Margaret Huang

Picture of Iowa COVID kit: A COVID-19 kits given to all students, which contained essential items such as two surgical masks, two cloth masks, hand sanitizer, a thermometer, alcohol wipes, and gloves.

Ingrid Hofmann, Editor In Chief

When students at Iowa public universities returned to campus nearly a month ago, many of them instantly found themselves at the bars on campus – places which Iowa Governor Kim Reynolds failed to shut down in preparation for these students.

As students flocked to the bars, the number of COVID-19 cases in both Ames and Iowa City began to skyrocket, with Iowa as the worst state in the nation for COVID-19 cases per capita, per The New York Times.

On Aug. 27, Governor Reynolds made the decision to shut down bars, taverns and nightclubs by 5 p.m. in six Iowa counties – two of them being Johnson and Polk county, where Iowa City and Ames are located. Reynolds enacted this decision having said, “We made the decision to go forward with this because we wanted to get in front of a bad flu season and flatten that curve and reduce virus activity.” 

However, some argue that this decision was too little, too late. 
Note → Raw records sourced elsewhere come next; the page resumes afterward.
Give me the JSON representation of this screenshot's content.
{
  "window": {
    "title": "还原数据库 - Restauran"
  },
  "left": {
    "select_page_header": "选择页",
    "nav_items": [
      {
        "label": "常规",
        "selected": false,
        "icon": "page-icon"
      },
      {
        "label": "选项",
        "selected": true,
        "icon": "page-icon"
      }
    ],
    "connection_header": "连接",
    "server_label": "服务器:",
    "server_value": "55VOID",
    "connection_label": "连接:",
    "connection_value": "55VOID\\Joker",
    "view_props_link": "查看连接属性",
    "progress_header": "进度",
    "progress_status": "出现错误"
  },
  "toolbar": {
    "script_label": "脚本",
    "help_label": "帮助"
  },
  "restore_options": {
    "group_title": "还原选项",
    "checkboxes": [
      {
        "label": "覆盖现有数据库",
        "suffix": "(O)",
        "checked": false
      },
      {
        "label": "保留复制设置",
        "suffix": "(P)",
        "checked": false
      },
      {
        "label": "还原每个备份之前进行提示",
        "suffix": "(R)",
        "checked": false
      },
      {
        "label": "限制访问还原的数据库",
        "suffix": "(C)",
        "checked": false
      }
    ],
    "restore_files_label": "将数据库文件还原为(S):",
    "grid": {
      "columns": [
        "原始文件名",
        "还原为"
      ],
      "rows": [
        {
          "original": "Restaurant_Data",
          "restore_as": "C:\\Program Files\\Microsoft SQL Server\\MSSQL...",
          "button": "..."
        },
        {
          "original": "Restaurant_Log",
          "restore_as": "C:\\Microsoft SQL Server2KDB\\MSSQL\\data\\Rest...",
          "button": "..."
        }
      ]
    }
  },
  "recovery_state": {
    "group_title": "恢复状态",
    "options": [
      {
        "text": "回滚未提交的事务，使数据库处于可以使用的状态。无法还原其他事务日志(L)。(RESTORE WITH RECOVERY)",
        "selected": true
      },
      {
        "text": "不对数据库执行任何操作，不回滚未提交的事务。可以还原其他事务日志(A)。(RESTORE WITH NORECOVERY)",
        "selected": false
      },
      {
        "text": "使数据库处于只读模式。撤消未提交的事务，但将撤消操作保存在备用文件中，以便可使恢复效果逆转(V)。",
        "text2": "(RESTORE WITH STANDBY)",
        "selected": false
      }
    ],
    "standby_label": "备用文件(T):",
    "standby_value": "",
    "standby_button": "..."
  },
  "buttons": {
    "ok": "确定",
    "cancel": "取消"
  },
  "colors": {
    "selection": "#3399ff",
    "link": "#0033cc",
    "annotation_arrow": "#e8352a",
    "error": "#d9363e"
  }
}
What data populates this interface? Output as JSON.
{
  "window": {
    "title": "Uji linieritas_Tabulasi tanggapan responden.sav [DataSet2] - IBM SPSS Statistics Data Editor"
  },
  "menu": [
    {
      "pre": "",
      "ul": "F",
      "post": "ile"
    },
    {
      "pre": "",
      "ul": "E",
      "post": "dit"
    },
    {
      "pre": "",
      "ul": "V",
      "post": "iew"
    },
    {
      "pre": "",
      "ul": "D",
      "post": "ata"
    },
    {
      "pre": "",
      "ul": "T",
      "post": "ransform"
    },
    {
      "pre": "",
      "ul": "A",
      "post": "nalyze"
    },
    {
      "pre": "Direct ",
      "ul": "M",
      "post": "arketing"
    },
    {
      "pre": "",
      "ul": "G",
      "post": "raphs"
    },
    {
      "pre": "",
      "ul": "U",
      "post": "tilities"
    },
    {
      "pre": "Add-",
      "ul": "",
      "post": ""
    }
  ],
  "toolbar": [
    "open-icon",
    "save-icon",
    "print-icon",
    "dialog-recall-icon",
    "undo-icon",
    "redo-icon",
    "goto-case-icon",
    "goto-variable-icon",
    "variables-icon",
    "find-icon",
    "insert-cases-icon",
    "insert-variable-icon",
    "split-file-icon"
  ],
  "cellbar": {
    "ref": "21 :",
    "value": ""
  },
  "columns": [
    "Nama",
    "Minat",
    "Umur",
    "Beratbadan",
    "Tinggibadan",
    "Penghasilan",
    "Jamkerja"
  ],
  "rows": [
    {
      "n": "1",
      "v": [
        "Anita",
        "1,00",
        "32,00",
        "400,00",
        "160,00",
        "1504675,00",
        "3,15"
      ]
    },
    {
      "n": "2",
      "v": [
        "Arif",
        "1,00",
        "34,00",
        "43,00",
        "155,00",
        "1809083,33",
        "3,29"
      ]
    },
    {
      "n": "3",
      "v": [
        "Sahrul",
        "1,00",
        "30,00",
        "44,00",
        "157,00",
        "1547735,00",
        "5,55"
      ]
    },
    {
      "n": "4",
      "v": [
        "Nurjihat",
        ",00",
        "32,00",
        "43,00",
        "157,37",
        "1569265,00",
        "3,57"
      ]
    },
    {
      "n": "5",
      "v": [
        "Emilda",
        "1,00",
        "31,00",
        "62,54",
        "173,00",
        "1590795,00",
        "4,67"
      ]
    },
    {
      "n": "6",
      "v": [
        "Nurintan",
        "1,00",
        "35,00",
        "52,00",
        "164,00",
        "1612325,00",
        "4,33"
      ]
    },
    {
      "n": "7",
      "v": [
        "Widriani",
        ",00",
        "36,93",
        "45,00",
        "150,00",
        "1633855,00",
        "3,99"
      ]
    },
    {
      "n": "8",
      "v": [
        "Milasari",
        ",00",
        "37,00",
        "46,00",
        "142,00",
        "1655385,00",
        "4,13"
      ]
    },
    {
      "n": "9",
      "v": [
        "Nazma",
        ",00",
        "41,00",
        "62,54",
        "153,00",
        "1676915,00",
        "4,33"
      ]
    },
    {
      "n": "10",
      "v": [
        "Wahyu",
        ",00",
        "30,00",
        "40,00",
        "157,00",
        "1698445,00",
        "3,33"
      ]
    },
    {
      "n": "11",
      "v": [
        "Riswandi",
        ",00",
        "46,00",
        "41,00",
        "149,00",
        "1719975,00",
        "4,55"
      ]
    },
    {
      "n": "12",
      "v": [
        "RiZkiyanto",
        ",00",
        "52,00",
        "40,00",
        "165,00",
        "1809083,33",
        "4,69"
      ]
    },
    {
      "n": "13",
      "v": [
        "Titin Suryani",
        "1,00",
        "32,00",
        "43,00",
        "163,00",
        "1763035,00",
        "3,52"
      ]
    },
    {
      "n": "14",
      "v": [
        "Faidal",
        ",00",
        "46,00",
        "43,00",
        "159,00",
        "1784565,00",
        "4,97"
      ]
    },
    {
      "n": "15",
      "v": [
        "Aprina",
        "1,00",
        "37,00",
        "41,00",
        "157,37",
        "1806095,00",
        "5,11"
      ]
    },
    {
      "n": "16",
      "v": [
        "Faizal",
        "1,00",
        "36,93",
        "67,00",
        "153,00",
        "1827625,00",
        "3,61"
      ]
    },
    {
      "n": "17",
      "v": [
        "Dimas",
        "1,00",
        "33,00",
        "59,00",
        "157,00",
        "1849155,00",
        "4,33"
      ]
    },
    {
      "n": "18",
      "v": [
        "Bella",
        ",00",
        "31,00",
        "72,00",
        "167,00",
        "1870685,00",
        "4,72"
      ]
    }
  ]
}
Member of PV’s Class of 2018 Madeline Patramanis was recently tested after two of her roommates tested positive, describing the testing process as much more difficult than necessary. Patramanis also noted that many of her peers are not taking the virus as seriously as they should: “[most people] haven’t been super serious with the precautions,” said Patramanis. “I still see people going out to restaurants and walking around the city without masks, even though there is a city-wide mandate.” 

Patramanis credited a majority of the chaos and ill-preparedness to Governor Reynold’s failure to plan: “I would mostly blame the governor for all of this,” commented Patramanis. “I believe if she had done a better job containing the virus, the University of Iowa and Iowa City would have taken better precautions and have been more prepared.” 

Patramanis is not alone in her ideas; member of PV’s Class of 2020 Margaret Huang, who is a public health major, also believes that the virus has been poorly managed by both the city and the university. “Most of the students in Iowa city are carefully following precautions,” Huang commented, “but many forget that not only are young people still susceptible to this virus, but they also forget that they have an obligation to stay safe for the sake of their community.” 

Huang noticed that although Governor Reynolds shut down the bars at night, some restaurants, like The Airliner, are able to circumvent the restriction by advertising themselves as a restaurant that serves alcohol as opposed to marketing as a bar. 

Not only are bars able to sidestep these restrictions, but Huang has heard of several large house parties taking place on campus. She has also noticed that many students who are participating in these behaviors-such as going to house parties and bars to hangout or wearing masks improperly or not all-have not faced any reprimand: “These behaviors could be prevented by actually holding those who exhibit these behaviors accountable, either through fines, disciplinary action, or simple reminders.”

Whether the spike in cases on campus at public Iowa universities is the fault of ill-preparedness by Governor Reynolds or the universities, there is no doubt that students are noticing, and participating in, behaviors and activities that are contributing to the rise of cases.